Inspired by the bank's general manager and later managing director, Edson Pease, the Merchants' Bank pursued a strategy of securing a leading role in the corporate financial affairs of Montreal. The opening of a branch in Montreal in 1887, then the hub of Canadian finance, exemplified the bank's shift from a colonial perspective to a continental strategy.
Beginning in the 1890s the bank's branches were pushed out to the furthest reaches of national development as branches began to dot British Columbia and, one decade later, Manitoba and Saskatchewan and Alberta.
The scope of this transformation forced changes to the bank's image and structure. The Board of Directors shed the old Merchants' Bank of Halifax title in favour of the "more comprehensive" The Royal Bank of Canada in 1901. Symbolizing the bank's coming of national age, its head office was moved to Montreal in 1907 and a new head office building was built at 147 St. James Street one year later.
Did You Know?

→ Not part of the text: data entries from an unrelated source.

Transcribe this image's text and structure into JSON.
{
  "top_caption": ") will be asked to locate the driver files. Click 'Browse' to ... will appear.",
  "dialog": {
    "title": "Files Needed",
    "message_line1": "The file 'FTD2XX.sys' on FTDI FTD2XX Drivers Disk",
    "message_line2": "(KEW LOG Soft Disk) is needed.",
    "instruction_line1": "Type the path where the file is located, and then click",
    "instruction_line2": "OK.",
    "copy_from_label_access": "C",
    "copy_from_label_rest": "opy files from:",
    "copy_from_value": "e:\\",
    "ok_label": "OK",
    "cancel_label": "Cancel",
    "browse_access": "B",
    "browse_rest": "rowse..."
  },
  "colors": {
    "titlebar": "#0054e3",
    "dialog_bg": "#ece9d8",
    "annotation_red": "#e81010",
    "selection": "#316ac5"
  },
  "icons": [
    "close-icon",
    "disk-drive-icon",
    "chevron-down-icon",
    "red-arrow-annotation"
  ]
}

Did you know that the first Governor of the Bank of Canada was Graham Towers of Royal Bank? However, another Royal banker, Edson Pease, has been recognized as the first proponent of a Canadian central bank in 1918.